Moulton: It would be be far worse — far far worse.
Mathieu: That's a real war.
Moulton: And that's a real war. And that's why it's important that we have a strategy that makes sense. A strategy that actually brings peace to the region rather than chaos. What Trump is doing is more likely than anything to just bring chaos. Now that's not to say that it's not right to want to bring the troops home, but you can't just cut and run. That's not the way the military works. And we all know that Trump has never served [and] that he doesn't know much of anything about national security strategy. But Secretary Mattis and a few others were there to keep him on track. Now that he has ignored their advice, Mattis has resigned. I think we're in a much more dangerous place for the country.
Mathieu: In our remaining moments, Congressman Moulton, is there something that can be done in the legislature? Can the House tackle this in a new Democratic majority to try to impact military policy?
Moulton: Well, of course fundamentally in our Constitution, the Congress is supposed to decide when we send our young men and women to war.
Mathieu: It hasn't been that way for a long time.
Moulton: It has not. We're still operating under the authorization for the use of military force from Congress in 2001. 2001. The terrorist attacks on New York City and Washington in 2001. They don't have anything to do with ...
Mathieu: You were calling for a new authorization five years ago.

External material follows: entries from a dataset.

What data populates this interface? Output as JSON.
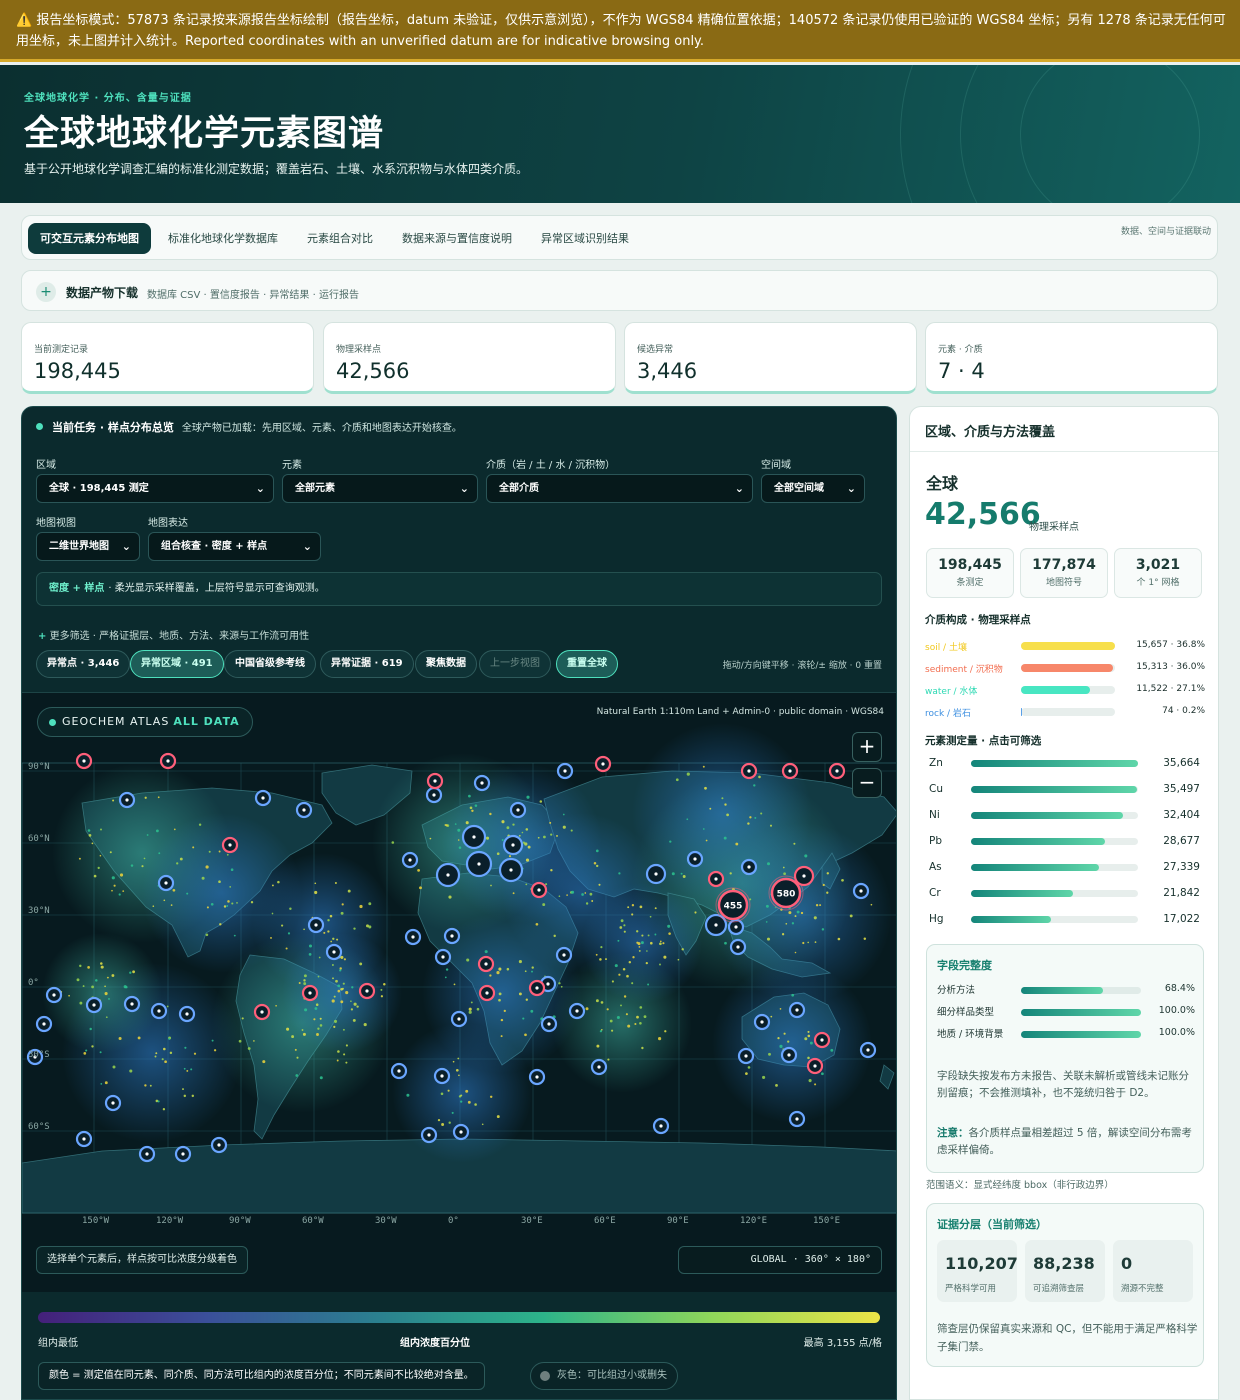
{
  "warning": {
    "icon": "⚠️",
    "text": "报告坐标模式：57873 条记录按来源报告坐标绘制（报告坐标，datum 未验证，仅供示意浏览），不作为 WGS84 精确位置依据；140572 条记录仍使用已验证的 WGS84 坐标；另有 1278 条记录无任何可用坐标，未上图并计入统计。Reported coordinates with an unverified datum are for indicative browsing only."
  },
  "hero": {
    "kicker": "全球地球化学 · 分布、含量与证据",
    "title": "全球地球化学元素图谱",
    "subtitle": "基于公开地球化学调查汇编的标准化测定数据；覆盖岩石、土壤、水系沉积物与水体四类介质。"
  },
  "tabs": {
    "items": [
      "可交互元素分布地图",
      "标准化地球化学数据库",
      "元素组合对比",
      "数据来源与置信度说明",
      "异常区域识别结果"
    ],
    "right_note": "数据、空间与证据联动"
  },
  "downloads": {
    "title": "数据产物下载",
    "links": "数据库 CSV · 置信度报告 · 异常结果 · 运行报告"
  },
  "kpis": [
    {
      "label": "当前测定记录",
      "value": "198,445"
    },
    {
      "label": "物理采样点",
      "value": "42,566"
    },
    {
      "label": "候选异常",
      "value": "3,446"
    },
    {
      "label": "元素 · 介质",
      "value": "7 · 4"
    }
  ],
  "task": {
    "title": "当前任务 · 样点分布总览",
    "message": "全球产物已加载：先用区域、元素、介质和地图表达开始核查。"
  },
  "filters": {
    "region_label": "区域",
    "region_value": "全球 · 198,445 测定",
    "element_label": "元素",
    "element_value": "全部元素",
    "medium_label": "介质（岩 / 土 / 水 / 沉积物）",
    "medium_value": "全部介质",
    "space_label": "空间域",
    "space_value": "全部空间域",
    "view_label": "地图视图",
    "view_value": "二维世界地图",
    "expr_label": "地图表达",
    "expr_value": "组合核查 · 密度 + 样点"
  },
  "note": {
    "strong": "密度 + 样点",
    "text": "· 柔光显示采样覆盖，上层符号显示可查询观测。"
  },
  "more_filters": {
    "plus": "+",
    "text": "更多筛选 · 严格证据层、地质、方法、来源与工作流可用性"
  },
  "chips": [
    {
      "label": "异常点 · 3,446",
      "state": "normal"
    },
    {
      "label": "异常区域 · 491",
      "state": "on"
    },
    {
      "label": "中国省级参考线",
      "state": "normal"
    },
    {
      "label": "异常证据 · 619",
      "state": "normal"
    },
    {
      "label": "聚焦数据",
      "state": "normal"
    },
    {
      "label": "上一步视图",
      "state": "disabled"
    },
    {
      "label": "重置全球",
      "state": "on"
    }
  ],
  "nav_hint": "拖动/方向键平移 · 滚轮/± 缩放 · 0 重置",
  "map": {
    "badge_a": "GEOCHEM ATLAS",
    "badge_b": "ALL DATA",
    "source": "Natural Earth 1:110m Land + Admin-0 · public domain · WGS84",
    "zoom_in": "+",
    "zoom_out": "−",
    "lat_labels": [
      "90°N",
      "60°N",
      "30°N",
      "0°",
      "30°S",
      "60°S"
    ],
    "lon_labels": [
      "150°W",
      "120°W",
      "90°W",
      "60°W",
      "30°W",
      "0°",
      "30°E",
      "60°E",
      "90°E",
      "120°E",
      "150°E"
    ],
    "cluster_labels": [
      "455",
      "580"
    ],
    "hint": "选择单个元素后，样点按可比浓度分级着色",
    "extent": "GLOBAL · 360° × 180°"
  },
  "legend": {
    "low": "组内最低",
    "mid": "组内浓度百分位",
    "high": "最高 3,155 点/格",
    "color_note": "颜色 = 测定值在同元素、同介质、同方法可比组内的浓度百分位；不同元素间不比较绝对含量。",
    "grey_note": "灰色：可比组过小或删失"
  },
  "side": {
    "title": "区域、介质与方法覆盖",
    "region": "全球",
    "big_value": "42,566",
    "big_unit": "物理采样点",
    "mini": [
      {
        "value": "198,445",
        "unit": "条测定"
      },
      {
        "value": "177,874",
        "unit": "地图符号"
      },
      {
        "value": "3,021",
        "unit": "个 1° 网格"
      }
    ],
    "media_title": "介质构成 · 物理采样点",
    "media": [
      {
        "name": "soil / 土壤",
        "value": "15,657 · 36.8%",
        "share": 0.368,
        "color": "#f2c91f",
        "bar": "#f7df4b"
      },
      {
        "name": "sediment / 沉积物",
        "value": "15,313 · 36.0%",
        "share": 0.36,
        "color": "#f26d4f",
        "bar": "#f7876a"
      },
      {
        "name": "water / 水体",
        "value": "11,522 · 27.1%",
        "share": 0.271,
        "color": "#2ed9b4",
        "bar": "#48e6c2"
      },
      {
        "name": "rock / 岩石",
        "value": "74 · 0.2%",
        "share": 0.002,
        "color": "#3d8fe0",
        "bar": "#5aa0e8"
      }
    ],
    "elements_title": "元素测定量 · 点击可筛选",
    "elements": [
      {
        "name": "Zn",
        "value": "35,664",
        "count": 35664
      },
      {
        "name": "Cu",
        "value": "35,497",
        "count": 35497
      },
      {
        "name": "Ni",
        "value": "32,404",
        "count": 32404
      },
      {
        "name": "Pb",
        "value": "28,677",
        "count": 28677
      },
      {
        "name": "As",
        "value": "27,339",
        "count": 27339
      },
      {
        "name": "Cr",
        "value": "21,842",
        "count": 21842
      },
      {
        "name": "Hg",
        "value": "17,022",
        "count": 17022
      }
    ],
    "fields_title": "字段完整度",
    "fields": [
      {
        "name": "分析方法",
        "value": "68.4%",
        "share": 0.684
      },
      {
        "name": "细分样品类型",
        "value": "100.0%",
        "share": 1.0
      },
      {
        "name": "地质 / 环境背景",
        "value": "100.0%",
        "share": 1.0
      }
    ],
    "fields_note": "字段缺失按发布方未报告、关联未解析或管线未记账分别留痕；不会推测填补，也不笼统归咎于 D2。",
    "fields_caution_strong": "注意：",
    "fields_caution": "各介质样点量相差超过 5 倍，解读空间分布需考虑采样偏倚。",
    "scope": "范围语义：显式经纬度 bbox（非行政边界）",
    "evidence_title": "证据分层（当前筛选）",
    "evidence": [
      {
        "value": "110,207",
        "unit": "严格科学可用"
      },
      {
        "value": "88,238",
        "unit": "可追溯筛查层"
      },
      {
        "value": "0",
        "unit": "溯源不完整"
      }
    ],
    "evidence_note": "筛查层仍保留真实来源和 QC，但不能用于满足严格科学子集门禁。"
  }
}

Moulton: I've been calling for this for a long time, and I'm going to keep calling for it. I'm going to keep doing that because it's the right thing.
Mathieu: Does the leadership support that?
Moulton: I think they will. But it remains to be seen because really on both sides of the aisle people have been unwilling to have this important debate. To have this debate, that the American people deserve and that our troops on the ground deserve to understand really what their mission is and what they need to accomplish so that they can finally come home.
Mathieu: Congressman Seth Moulton, thank you for being with us this morning here in Washington D.C. on WGBH's Morning Edition. And congratulations on your next term.